In the past few weeks, we've heard a lot from Republicans about what election night meant for Battleground Texas, and how this year’s Democratic losses will impact future elections. They've written our movement off as the work of “political operatives” with nothing to show for their efforts and no hope of succeeding in the future.
But while our losses on Nov. 4 were disappointing, the truth is much less convenient than Republicans care to admit.
The fact is that at its heart, Battleground Texas remains a network of neighbors — 34,000 strong at last count — who are sick and tired of one-party rule in our state. And that network is why, after a decade of working in Texas politics, this election gave me more hope than ever before.
In a post-election volunteer survey, nearly half of respondents said they’d never before volunteered on a political campaign — and 92 percent said they wanted to stay involved in the coming months and years. Since the election, I’ve been traveling to every corner of the state, from McAllen to San Antonio to Lubbock to Houston, meeting with volunteers and allies. And the one question I keep hearing is, “How soon can we get back to organizing in our communities?”
I have hope, because volunteers across the state have said they stand ready to knock on doors, register voters and organize the next event. Volunteers like Latoya from Houston. This year, Latoya showed up to her first-ever block-walk event, leading her three daughters by the hand. They went door-to-door together to make the case for fair funding for their elementary school, better training for their teachers and the opportunity to attend classrooms that aren't overcrowded with students.
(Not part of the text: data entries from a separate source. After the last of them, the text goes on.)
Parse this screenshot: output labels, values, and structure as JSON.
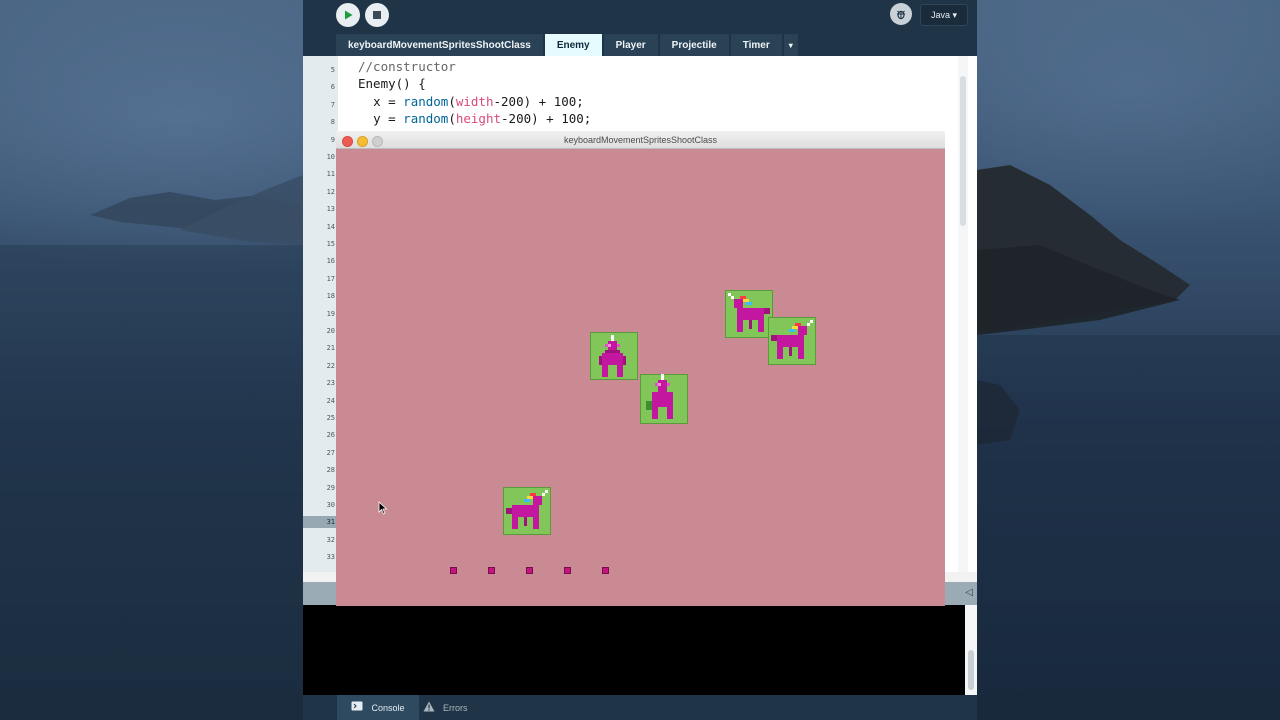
{
  "ide": {
    "toolbar": {
      "run_label": "Run",
      "stop_label": "Stop",
      "mode_label": "Java ▾"
    },
    "tabs": [
      "keyboardMovementSpritesShootClass",
      "Enemy",
      "Player",
      "Projectile",
      "Timer"
    ],
    "active_tab": "Enemy",
    "tab_menu": "▾",
    "line_numbers": [
      "5",
      "6",
      "7",
      "8",
      "9",
      "10",
      "11",
      "12",
      "13",
      "14",
      "15",
      "16",
      "17",
      "18",
      "19",
      "20",
      "21",
      "22",
      "23",
      "24",
      "25",
      "26",
      "27",
      "28",
      "29",
      "30",
      "31",
      "32",
      "33"
    ],
    "current_line": "31",
    "code_lines": [
      {
        "indent": "",
        "parts": [
          {
            "t": "//constructor",
            "c": "cm"
          }
        ]
      },
      {
        "indent": "",
        "parts": [
          {
            "t": "Enemy() {",
            "c": ""
          }
        ]
      },
      {
        "indent": "  ",
        "parts": [
          {
            "t": "x = ",
            "c": ""
          },
          {
            "t": "random",
            "c": "fn"
          },
          {
            "t": "(",
            "c": ""
          },
          {
            "t": "width",
            "c": "vr"
          },
          {
            "t": "-200) + 100;",
            "c": ""
          }
        ]
      },
      {
        "indent": "  ",
        "parts": [
          {
            "t": "y = ",
            "c": ""
          },
          {
            "t": "random",
            "c": "fn"
          },
          {
            "t": "(",
            "c": ""
          },
          {
            "t": "height",
            "c": "vr"
          },
          {
            "t": "-200) + 100;",
            "c": ""
          }
        ]
      }
    ],
    "bottom_tabs": {
      "console": "Console",
      "errors": "Errors"
    }
  },
  "sketch": {
    "title": "keyboardMovementSpritesShootClass",
    "background_color": "#c98a94",
    "sprite_bg_color": "#82c65a",
    "bullet_color": "#c4157e",
    "enemies": [
      {
        "kind": "front-facing",
        "icon": "unicorn-front-icon"
      },
      {
        "kind": "front-facing",
        "icon": "unicorn-front-icon"
      },
      {
        "kind": "side-facing",
        "icon": "unicorn-side-icon"
      },
      {
        "kind": "side-facing",
        "icon": "unicorn-side-icon"
      }
    ],
    "player": {
      "icon": "unicorn-side-icon"
    },
    "projectile_count": 5
  }
}
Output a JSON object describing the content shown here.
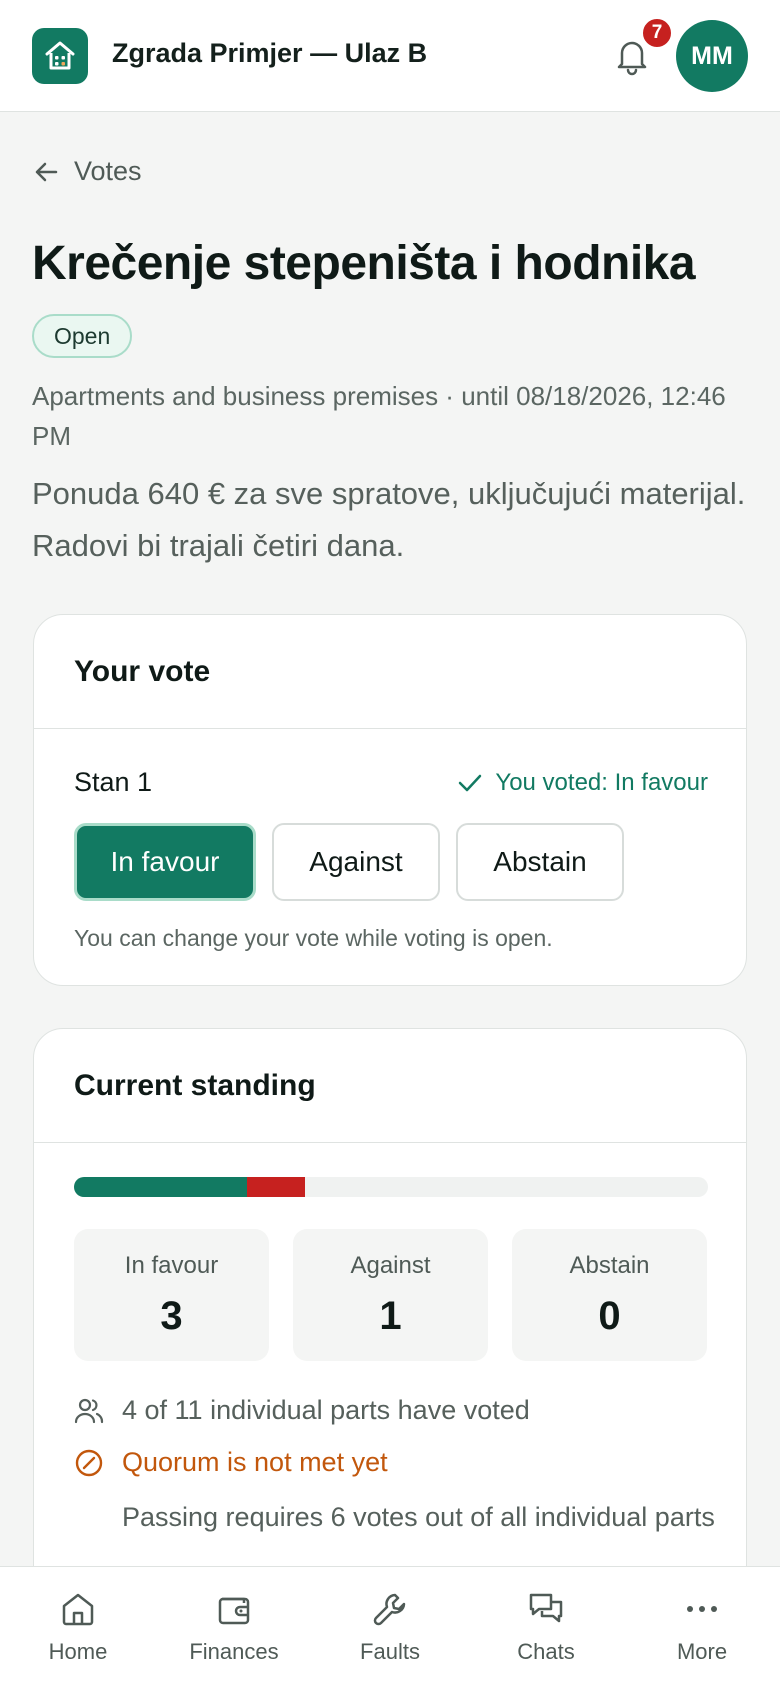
{
  "header": {
    "title": "Zgrada Primjer — Ulaz B",
    "notification_count": "7",
    "avatar_initials": "MM"
  },
  "back_link": {
    "label": "Votes"
  },
  "vote": {
    "title": "Krečenje stepeništa i hodnika",
    "status": "Open",
    "meta": "Apartments and business premises · until 08/18/2026, 12:46 PM",
    "description": "Ponuda 640 € za sve spratove, uključujući materijal. Radovi bi trajali četiri dana."
  },
  "your_vote": {
    "heading": "Your vote",
    "unit": "Stan 1",
    "voted_text": "You voted: In favour",
    "options": [
      {
        "label": "In favour",
        "selected": true
      },
      {
        "label": "Against",
        "selected": false
      },
      {
        "label": "Abstain",
        "selected": false
      }
    ],
    "hint": "You can change your vote while voting is open."
  },
  "standing": {
    "heading": "Current standing",
    "in_favour_label": "In favour",
    "in_favour_value": 3,
    "against_label": "Against",
    "against_value": 1,
    "abstain_label": "Abstain",
    "abstain_value": 0,
    "total_parts": 11,
    "voted_text": "4 of 11 individual parts have voted",
    "quorum_text": "Quorum is not met yet",
    "passing_text": "Passing requires 6 votes out of all individual parts"
  },
  "colors": {
    "accent": "#127a62",
    "against": "#c6211f",
    "warning": "#c2570c"
  },
  "nav": {
    "items": [
      {
        "label": "Home",
        "icon": "home-icon"
      },
      {
        "label": "Finances",
        "icon": "wallet-icon"
      },
      {
        "label": "Faults",
        "icon": "wrench-icon"
      },
      {
        "label": "Chats",
        "icon": "chat-icon"
      },
      {
        "label": "More",
        "icon": "more-icon"
      }
    ]
  }
}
And the daughters shared their dream that they would one day have the opportunity to attend a quality Texas university that their mother can afford.
This election gave me hope because of the candidates who ran for office. Battleground Texas didn't set out to recruit a candidate for every race in 2014, but we had the honor of working with one of the most talented slates of Democratic candidates in years, with Wendy Davis and Leticia Van de Putte topping the ticket. Many of these candidates — like Mike Collier, Milton Whitley and Leigh Bailey — were running in races where Democrats didn't even field a challenger in the last election. Alongside dozens of other first-time candidates, they dared to challenge 20 years of Republican rule, and I couldn't be more impressed by their courage.
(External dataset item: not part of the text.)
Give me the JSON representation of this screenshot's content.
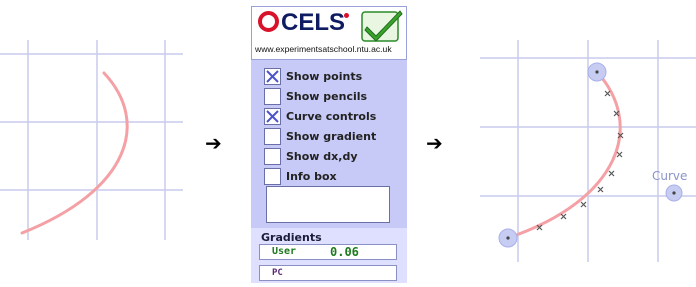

I’m also hopeful because of the unprecedented coordination we achieved with our allies. Along with partners like Annie’s List, the House Democratic Campaign Committee, Planned Parenthood Texas Votes, the Texas Organizing Project, the Texas Democratic Party, county parties, our friends in the labor movement and many more, we helped give voters more of a choice at the ballot box than they've had in years, and contributed to the highest number of registered voters in Texas history.
But what gives me the most hope is what we've built for the future. From the beginning, we knew that this would be a long-term investment, so we set out to lay the foundation for an ever-increasing number of Texans to get involved in the democratic process. With each election cycle, we’ll grow — training more volunteers, registering more voters and empowering more people. Moving forward, we’ll keep fighting against the one-party rule that has continually put up roadblocks to commonsense measures like expanding Medicaid, raising the minimum wage and funding our schools. As we keep up with the hard work of creating a seamless statewide infrastructure that uses data-driven and people-focused strategies to grow our movement, we know we’ll give Republicans more and more of a challenge at the ballot box in the years to come.
Since Battleground Texas launched in February 2013, we’ve been both dismissed as a pipe dream and called a boogeyman that Republicans should fear. But Battleground Texas was always about the volunteers. And it’s the volunteers who will carry this movement forward — volunteers like Luis from South Texas, who worked tirelessly with his neighborhood team after watching his mother struggle with enormous medical debt. He volunteered with Battleground Texas to fight for expanded access to Medicaid, so that even those who couldn't afford to pay for health coverage would still get the care they needed and not end up in the same situation.
In 2014, thousands of Battleground Texas volunteers showed that they’re committed to making a difference. And that should give all Democrats hope for the future.